What follows are records. Restate all of them word for word.
━━ Source records ━━
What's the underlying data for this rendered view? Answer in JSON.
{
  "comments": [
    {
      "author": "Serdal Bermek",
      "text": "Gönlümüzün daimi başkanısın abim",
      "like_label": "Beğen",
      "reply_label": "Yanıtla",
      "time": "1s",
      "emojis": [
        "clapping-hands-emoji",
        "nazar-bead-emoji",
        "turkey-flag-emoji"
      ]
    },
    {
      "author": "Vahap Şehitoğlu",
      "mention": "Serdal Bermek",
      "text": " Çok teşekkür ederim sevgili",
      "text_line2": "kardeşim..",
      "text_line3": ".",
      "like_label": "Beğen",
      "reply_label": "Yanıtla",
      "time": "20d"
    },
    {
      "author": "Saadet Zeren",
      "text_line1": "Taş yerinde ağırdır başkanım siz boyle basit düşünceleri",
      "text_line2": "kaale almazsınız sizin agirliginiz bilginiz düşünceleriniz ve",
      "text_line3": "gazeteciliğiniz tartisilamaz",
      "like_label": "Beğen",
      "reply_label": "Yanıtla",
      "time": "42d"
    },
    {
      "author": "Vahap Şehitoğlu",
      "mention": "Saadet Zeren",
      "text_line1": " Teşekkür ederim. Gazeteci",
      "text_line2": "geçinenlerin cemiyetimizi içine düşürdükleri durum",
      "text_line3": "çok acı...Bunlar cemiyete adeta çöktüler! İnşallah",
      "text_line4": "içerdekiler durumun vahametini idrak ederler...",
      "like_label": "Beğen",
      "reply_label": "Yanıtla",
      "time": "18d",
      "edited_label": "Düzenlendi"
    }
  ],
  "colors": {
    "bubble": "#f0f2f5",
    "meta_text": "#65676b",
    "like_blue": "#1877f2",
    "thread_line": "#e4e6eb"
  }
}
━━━
• _Finished exercise_
What's the underlying data for this rendered view? Answer in JSON.
{
  "comments": [
    {
      "author": "Serdal Bermek",
      "text": "Gönlümüzün daimi başkanısın abim",
      "like_label": "Beğen",
      "reply_label": "Yanıtla",
      "time": "1s",
      "emojis": [
        "clapping-hands-emoji",
        "nazar-bead-emoji",
        "turkey-flag-emoji"
      ]
    },
    {
      "author": "Vahap Şehitoğlu",
      "mention": "Serdal Bermek",
      "text": " Çok teşekkür ederim sevgili",
      "text_line2": "kardeşim..",
      "text_line3": ".",
      "like_label": "Beğen",
      "reply_label": "Yanıtla",
      "time": "20d"
    },
    {
      "author": "Saadet Zeren",
      "text_line1": "Taş yerinde ağırdır başkanım siz boyle basit düşünceleri",
      "text_line2": "kaale almazsınız sizin agirliginiz bilginiz düşünceleriniz ve",
      "text_line3": "gazeteciliğiniz tartisilamaz",
      "like_label": "Beğen",
      "reply_label": "Yanıtla",
      "time": "42d"
    },
    {
      "author": "Vahap Şehitoğlu",
      "mention": "Saadet Zeren",
      "text_line1": " Teşekkür ederim. Gazeteci",
      "text_line2": "geçinenlerin cemiyetimizi içine düşürdükleri durum",
      "text_line3": "çok acı...Bunlar cemiyete adeta çöktüler! İnşallah",
      "text_line4": "içerdekiler durumun vahametini idrak ederler...",
      "like_label": "Beğen",
      "reply_label": "Yanıtla",
      "time": "18d",
      "edited_label": "Düzenlendi"
    }
  ],
  "colors": {
    "bubble": "#f0f2f5",
    "meta_text": "#65676b",
    "like_blue": "#1877f2",
    "thread_line": "#e4e6eb"
  }
}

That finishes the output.